85:6965 Wigley, T.M.L. and M.E. Schlesinger, 1985. Ana-
lytical solution for the effect of increasing CO2 on global mean temperature. Nature, Lond., 315(6021):649-652. Climatic Res. Unit, Univ. of East Anglia, Norwich NR4 7T J, UK.
BI40. Air-sea interactions
85:6966 Adamec, David and R.L. Elsberry, 1985. Response
of an intense oceanic current system to cross- stream cooling events. J. phys. Oceanogr., 15(3): 273-287.
Shifts in location and strength of an intense oceanic flow such as the Gulf Stream in response to cross-stream gradient cooling are studied using 2-D simulations. The response is highly dependent on the vertical exchanges of both heat and momentum.
Several case studies in which these exchanges are varied are discussed. Further simulations in which surface wind stress varies are also presented and compared with cases of only thermal forcing. Dept. of Meteorol., Naval Postgrad. Sch., Monterey, CA 93943, USA. (who)

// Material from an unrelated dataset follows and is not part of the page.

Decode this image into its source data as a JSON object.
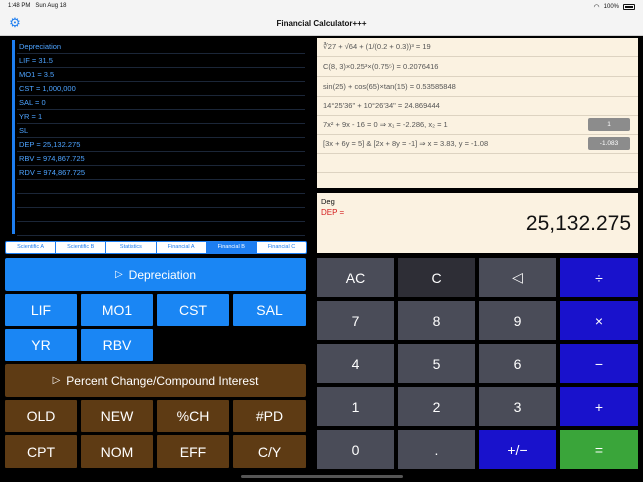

85:6967 Anderson, D.L.T. and J.P. McCreary, 1985. Slowly
propagating disturbances in a coupled ocean- atmosphere model. J. atmos. Sci., 42(6).'615-629.
A previously developed simple, coupled ocean- atmosphere model of E1 Nifio and the Southern Oscillation is extended to include a reduced gravity ocean model wih explicit thermodynamics with both horizontal advection and vertical redistribution of heat. The atmosphere is modeled as a linear, single baroclinic mode driven by surface latent heat convection which is specified in terms of the ocean temperature. Land, with prescribed surface convec- tion, is also included. Three cases of land-ocean configuration, no land and a bounded ocean with strong convection either east or west of the ocean, are studied and compared with observations. Dept. of Atmos. Phys., Clarendon Lab., Oxford OX1 3PU, UK. (wbo)
85:6968 Birman, B.A. and E.V. Balashova, 1985. On the
problem of calculating the fields of tangential stress of wind near the ocean surface. Meteor- ologiya Gidrol., 3:75-82. (In Russian, English abstract.)
Results of calculating the modulus of the mean vector of tangential wind stress from the mean wind speed and its variability are close to those derived using standard time data when the tangential stress is calculated for each wind velocity measurement and then averaged. Fields of tangential wind stress near the surface of the North Atlantic are compared with data of Hellerman and Bunker. In tropical latitudes, the cross-correlation coefficients of fields are equal to 0.92 for March and 0.96 for August; differences in moderate latitudes are associated with wind velocity trends. Results demonstrate the dom- inant role of tropical latitudes in exchange of momentum between the ocean and atmosphere.
85:6969 Clarke, A.J. and K.H. Brink, 1985. The response of
stratified, frictional flow of shelf and slope waters to fluctuating large-scale, low-frequency wind forcing. J. phys. Oceanogr., 15(4):439-453.
Models are developed to examine large-scale, low- frequency, wind-driven fluctuations over the con- tinental shelf and slope in the presence of density